Landlords are likely to continue to struggle until next year. Apartment landlords in particular are exposed to loss of income, payment delays and leasing problems. Currently, an eviction moratorium, in effect until the end of the year, has exacerbated problems for landlords who have few options in the face of non-payment. While the court system will help rebalance the dynamics between landlords and tenants, it will not solve all landlords' problems. Once the moratorium is lifted, landlords are likely to see a surge in eviction disputes and continued payment problems and lost revenue through 2021.
"Unfortunately, landlords will have to contend with significant delays, lost revenue and additional expenses well into 2021, even if the current eviction bans are not extended." Sean Gaffney, a partner with Crosbie Gliner Schiffman Southard & Swansontells GlobeSt.com.
Owners have a few options. Some solutions could be encouraging tenants to vacate the property or working with tenants to come up with a solution and mitigate a controversial relationship if one exists. “Prudent homeowners should consider takeovers and other incentives that will allow struggling tenants to return to their homes more quickly. As far as the financing situation of a landlord allows, lease extensions and rent reductions / deferrals should be considered, which lead to income until the immediate backlog in new eviction cases is resolved, ”says Gaffney.

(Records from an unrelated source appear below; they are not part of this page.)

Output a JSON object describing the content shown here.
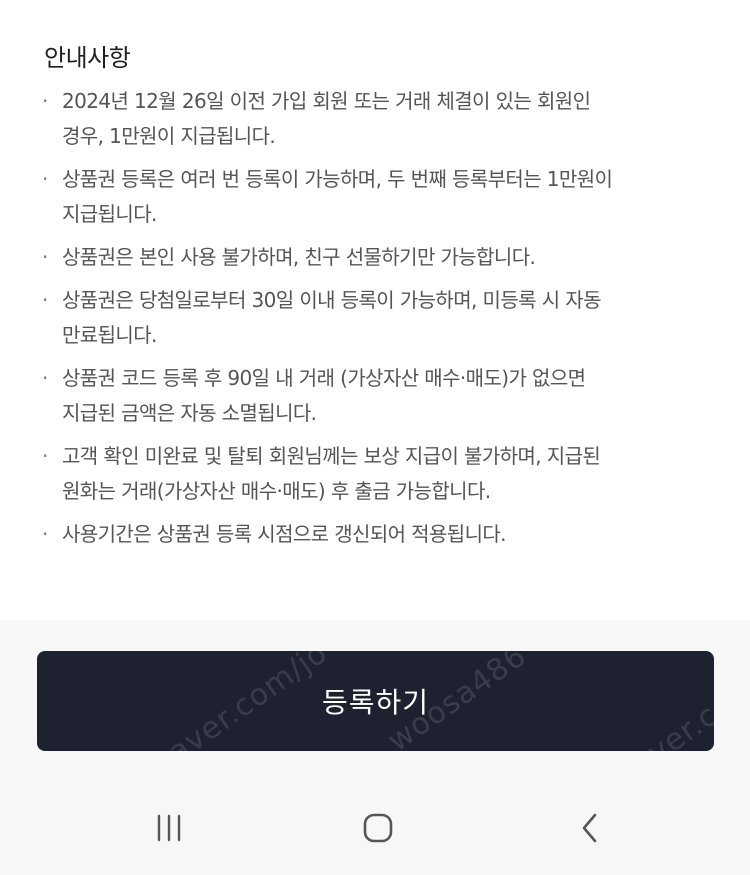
{
  "notice": {
    "title": "안내사항",
    "bullet": "·",
    "items": [
      {
        "lines": [
          "2024년 12월 26일 이전 가입 회원 또는 거래 체결이 있는 회원인",
          "경우, 1만원이 지급됩니다."
        ]
      },
      {
        "lines": [
          "상품권 등록은 여러 번 등록이 가능하며, 두 번째 등록부터는 1만원이",
          "지급됩니다."
        ]
      },
      {
        "lines": [
          "상품권은 본인 사용 불가하며, 친구 선물하기만 가능합니다."
        ]
      },
      {
        "lines": [
          "상품권은 당첨일로부터 30일 이내 등록이 가능하며, 미등록 시 자동",
          "만료됩니다."
        ]
      },
      {
        "lines": [
          "상품권 코드 등록 후 90일 내 거래 (가상자산 매수·매도)가 없으면",
          "지급된 금액은 자동 소멸됩니다."
        ]
      },
      {
        "lines": [
          "고객 확인 미완료 및 탈퇴 회원님께는 보상 지급이 불가하며, 지급된",
          "원화는 거래(가상자산 매수·매도) 후 출금 가능합니다."
        ]
      },
      {
        "lines": [
          "사용기간은 상품권 등록 시점으로 갱신되어 적용됩니다."
        ]
      }
    ]
  },
  "register_button": {
    "label": "등록하기",
    "bg_color": "#1e2130"
  },
  "watermarks": [
    "naver.com/jo",
    "woosa486",
    "naver.com/joon"
  ],
  "nav_bar": {
    "recent_icon": "recent-apps-icon",
    "home_icon": "home-icon",
    "back_icon": "back-icon"
  }
}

Expect a long process for landlords seeking an eviction. Initially, the courts will be flooded with litigation, but in addition to litigation, the courts will also see an increase in other types of litigation that have been suspended during the pandemic. Overall, this will generally delay the judicial process. "I anticipate a wave of new labor disputes with claims from key workers and retail employees related to allegations of inadequate safety at work, when public health contracts are suspended or changed and consumer-facing inpatient businesses reopen and expand their services," said Gaffney.
Additionally, Gaffney says lender liability claims could populate the court system as well. "I also expect a surge in lender liability claims, which typically occur after every recession and should recur in 2021 as smaller borrowers and franchisees default in payments in heavily impacted industries," he added.